**WHAT THE TASK ASKS:**
Write out every line below again exactly as it stands, skipping each image.

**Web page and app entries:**
□ □ □ □

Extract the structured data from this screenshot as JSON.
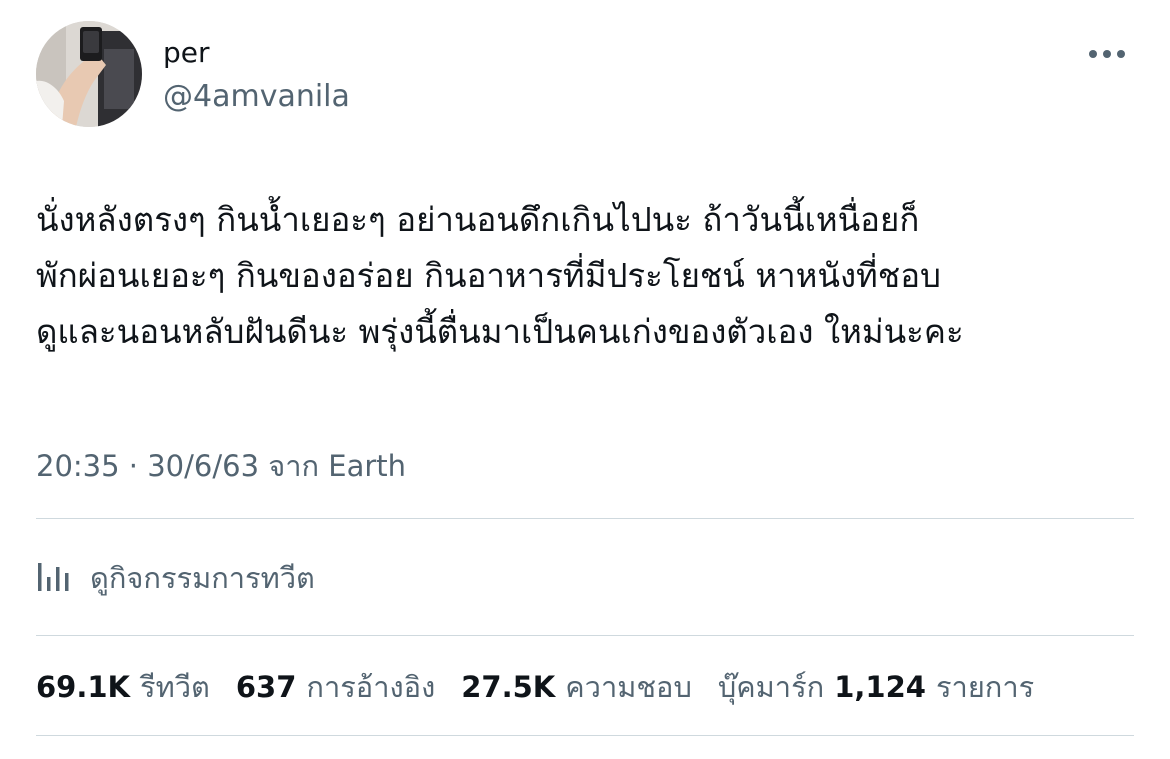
{
  "tweet": {
    "display_name": "per",
    "handle": "@4amvanila",
    "text_lines": [
      "นั่งหลังตรงๆ กินน้ำเยอะๆ อย่านอนดึกเกินไปนะ ถ้าวันนี้เหนื่อยก็",
      "พักผ่อนเยอะๆ กินของอร่อย กินอาหารที่มีประโยชน์ หาหนังที่ชอบ",
      "ดูและนอนหลับฝันดีนะ พรุ่งนี้ตื่นมาเป็นคนเก่งของตัวเอง ใหม่นะคะ"
    ],
    "timestamp": "20:35 · 30/6/63 จาก Earth",
    "analytics_label": "ดูกิจกรรมการทวีต",
    "stats": {
      "retweets": {
        "value": "69.1K",
        "label": "รีทวีต"
      },
      "quotes": {
        "value": "637",
        "label": "การอ้างอิง"
      },
      "likes": {
        "value": "27.5K",
        "label": "ความชอบ"
      },
      "bookmarks": {
        "prefix": "บุ๊คมาร์ก",
        "value": "1,124",
        "label": "รายการ"
      }
    }
  },
  "icons": {
    "more": "more-horizontal-icon",
    "analytics": "bar-chart-icon"
  },
  "colors": {
    "text_primary": "#0f1419",
    "text_secondary": "#536471",
    "divider": "#cfd9de",
    "background": "#ffffff"
  }
}
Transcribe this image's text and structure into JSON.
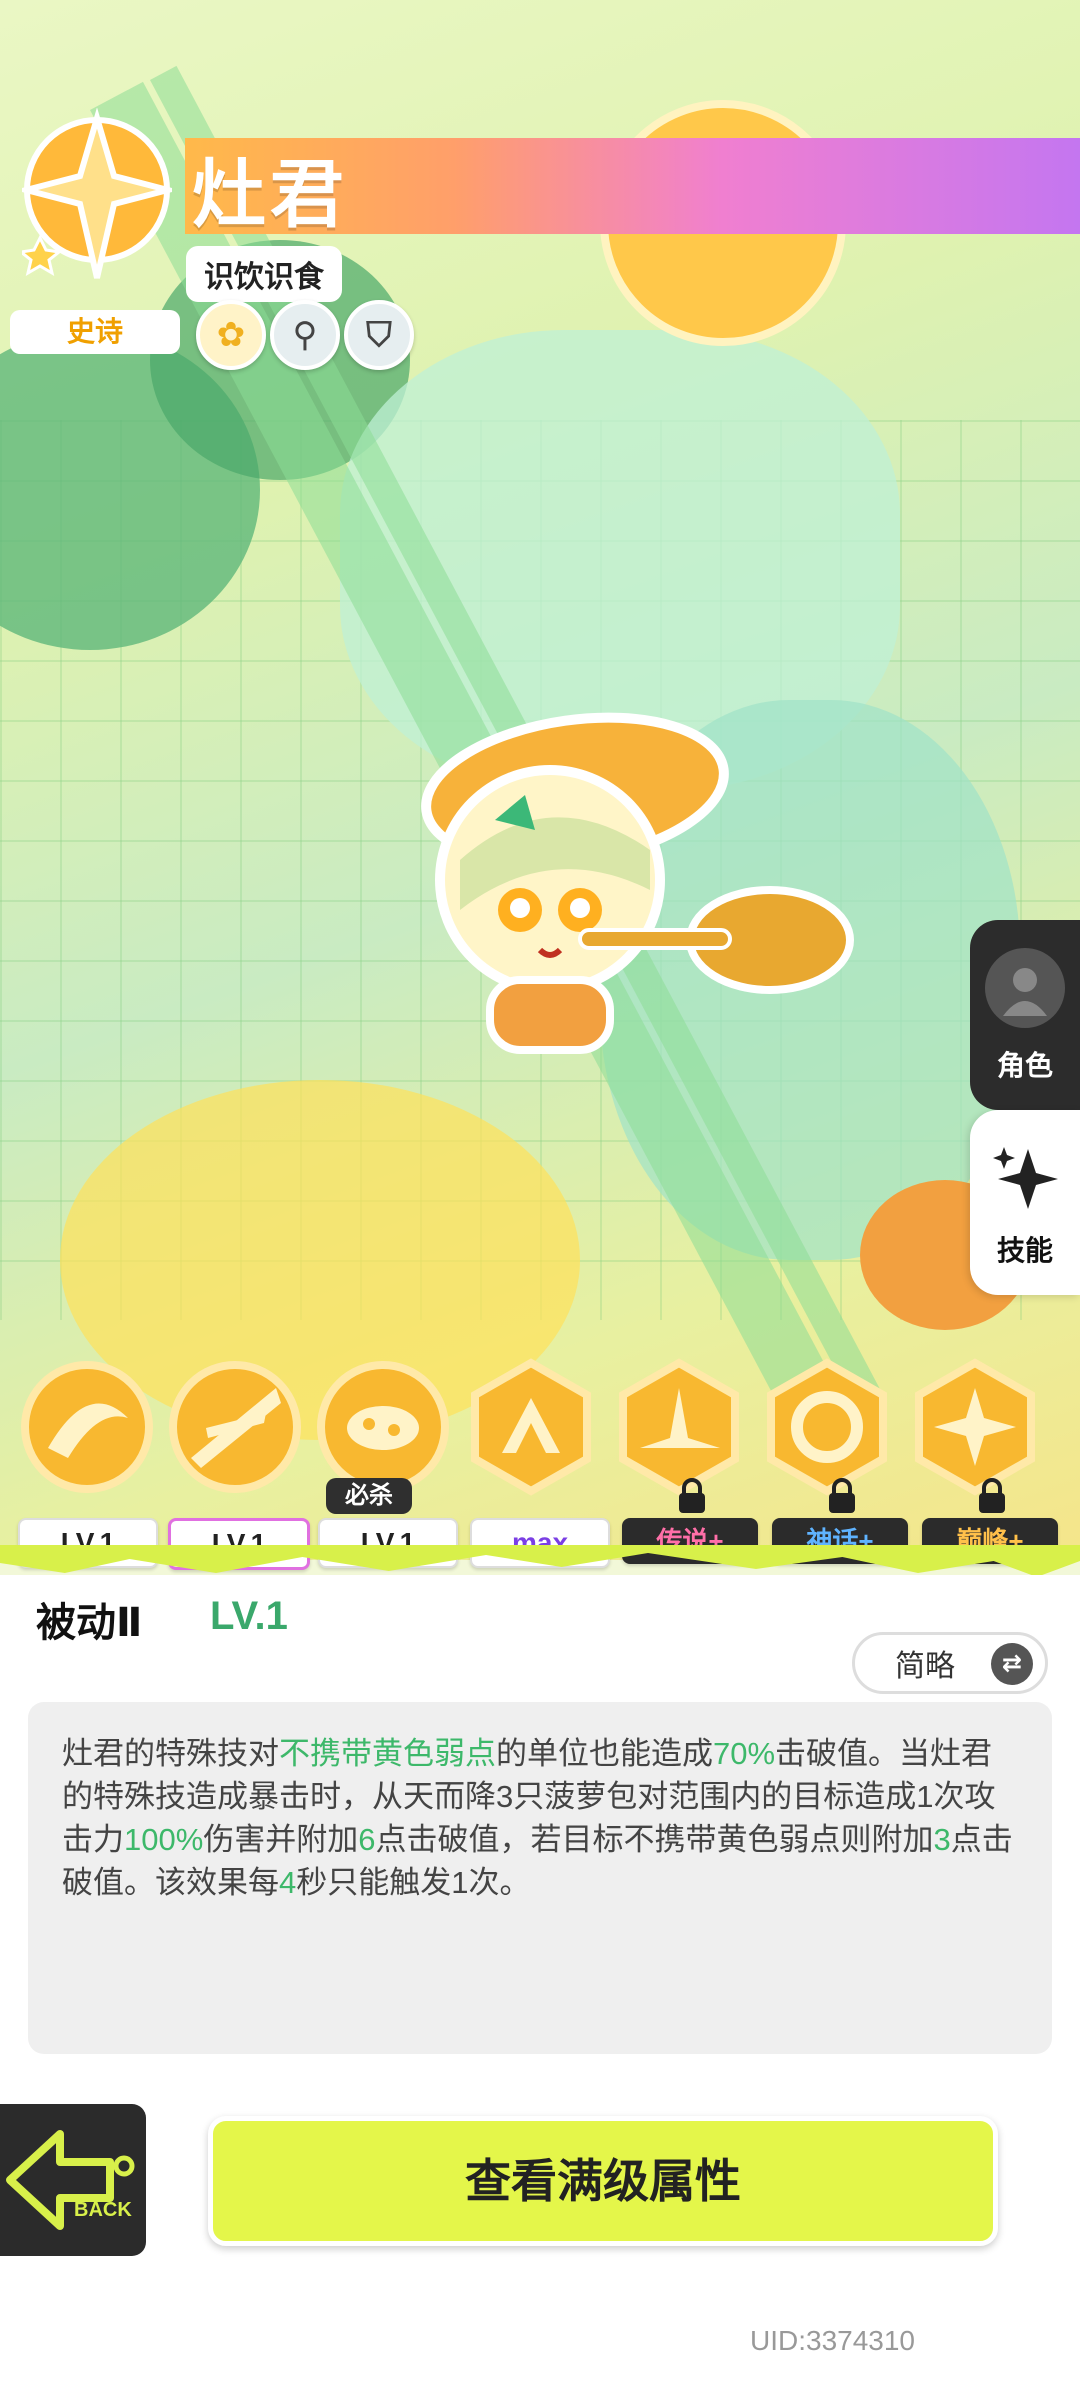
{
  "character": {
    "name": "灶君",
    "subtitle": "识饮识食",
    "rarity": "史诗",
    "tag_icons": [
      "flower-icon",
      "key-icon",
      "shield-claw-icon"
    ]
  },
  "side_tabs": {
    "role_label": "角色",
    "skill_label": "技能"
  },
  "skills": {
    "ult_badge": "必杀",
    "levels": [
      "LV.1",
      "LV.1",
      "LV.1",
      "max",
      "传说+",
      "神话+",
      "巅峰+"
    ],
    "level_colors": [
      "#222222",
      "#222222",
      "#222222",
      "#7b3fe4",
      "#ff6fa8",
      "#5fb3ff",
      "#ffc04a"
    ]
  },
  "detail": {
    "title": "被动Ⅱ",
    "level": "LV.1",
    "toggle_label": "简略",
    "desc": {
      "s1": "灶君的特殊技对",
      "h1": "不携带黄色弱点",
      "s2": "的单位也能造成",
      "h2": "70%",
      "s3": "击破值。当灶君的特殊技造成暴击时，从天而降3只菠萝包对范围内的目标造成1次攻击力",
      "h3": "100%",
      "s4": "伤害并附加",
      "h4": "6",
      "s5": "点击破值，若目标不携带黄色弱点则附加",
      "h5": "3",
      "s6": "点击破值。该效果每",
      "h6": "4",
      "s7": "秒只能触发1次。"
    }
  },
  "buttons": {
    "back_label": "BACK",
    "main_label": "查看满级属性"
  },
  "uid": "UID:3374310",
  "colors": {
    "accent_green": "#3db86a",
    "button_yellow": "#e4f64a",
    "rarity_orange": "#f0a000"
  }
}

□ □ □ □

**SOLUTION TO THIS TASK:**
Extract the structured data from this screenshot as JSON.
{
  "tweet": {
    "display_name": "per",
    "handle": "@4amvanila",
    "text_lines": [
      "นั่งหลังตรงๆ กินน้ำเยอะๆ อย่านอนดึกเกินไปนะ ถ้าวันนี้เหนื่อยก็",
      "พักผ่อนเยอะๆ กินของอร่อย กินอาหารที่มีประโยชน์ หาหนังที่ชอบ",
      "ดูและนอนหลับฝันดีนะ พรุ่งนี้ตื่นมาเป็นคนเก่งของตัวเอง ใหม่นะคะ"
    ],
    "timestamp": "20:35 · 30/6/63 จาก Earth",
    "analytics_label": "ดูกิจกรรมการทวีต",
    "stats": {
      "retweets": {
        "value": "69.1K",
        "label": "รีทวีต"
      },
      "quotes": {
        "value": "637",
        "label": "การอ้างอิง"
      },
      "likes": {
        "value": "27.5K",
        "label": "ความชอบ"
      },
      "bookmarks": {
        "prefix": "บุ๊คมาร์ก",
        "value": "1,124",
        "label": "รายการ"
      }
    }
  },
  "icons": {
    "more": "more-horizontal-icon",
    "analytics": "bar-chart-icon"
  },
  "colors": {
    "text_primary": "#0f1419",
    "text_secondary": "#536471",
    "divider": "#cfd9de",
    "background": "#ffffff"
  }
}
Transcribe this image's text and structure into JSON.
{
  "character": {
    "name": "灶君",
    "subtitle": "识饮识食",
    "rarity": "史诗",
    "tag_icons": [
      "flower-icon",
      "key-icon",
      "shield-claw-icon"
    ]
  },
  "side_tabs": {
    "role_label": "角色",
    "skill_label": "技能"
  },
  "skills": {
    "ult_badge": "必杀",
    "levels": [
      "LV.1",
      "LV.1",
      "LV.1",
      "max",
      "传说+",
      "神话+",
      "巅峰+"
    ],
    "level_colors": [
      "#222222",
      "#222222",
      "#222222",
      "#7b3fe4",
      "#ff6fa8",
      "#5fb3ff",
      "#ffc04a"
    ]
  },
  "detail": {
    "title": "被动Ⅱ",
    "level": "LV.1",
    "toggle_label": "简略",
    "desc": {
      "s1": "灶君的特殊技对",
      "h1": "不携带黄色弱点",
      "s2": "的单位也能造成",
      "h2": "70%",
      "s3": "击破值。当灶君的特殊技造成暴击时，从天而降3只菠萝包对范围内的目标造成1次攻击力",
      "h3": "100%",
      "s4": "伤害并附加",
      "h4": "6",
      "s5": "点击破值，若目标不携带黄色弱点则附加",
      "h5": "3",
      "s6": "点击破值。该效果每",
      "h6": "4",
      "s7": "秒只能触发1次。"
    }
  },
  "buttons": {
    "back_label": "BACK",
    "main_label": "查看满级属性"
  },
  "uid": "UID:3374310",
  "colors": {
    "accent_green": "#3db86a",
    "button_yellow": "#e4f64a",
    "rarity_orange": "#f0a000"
  }
}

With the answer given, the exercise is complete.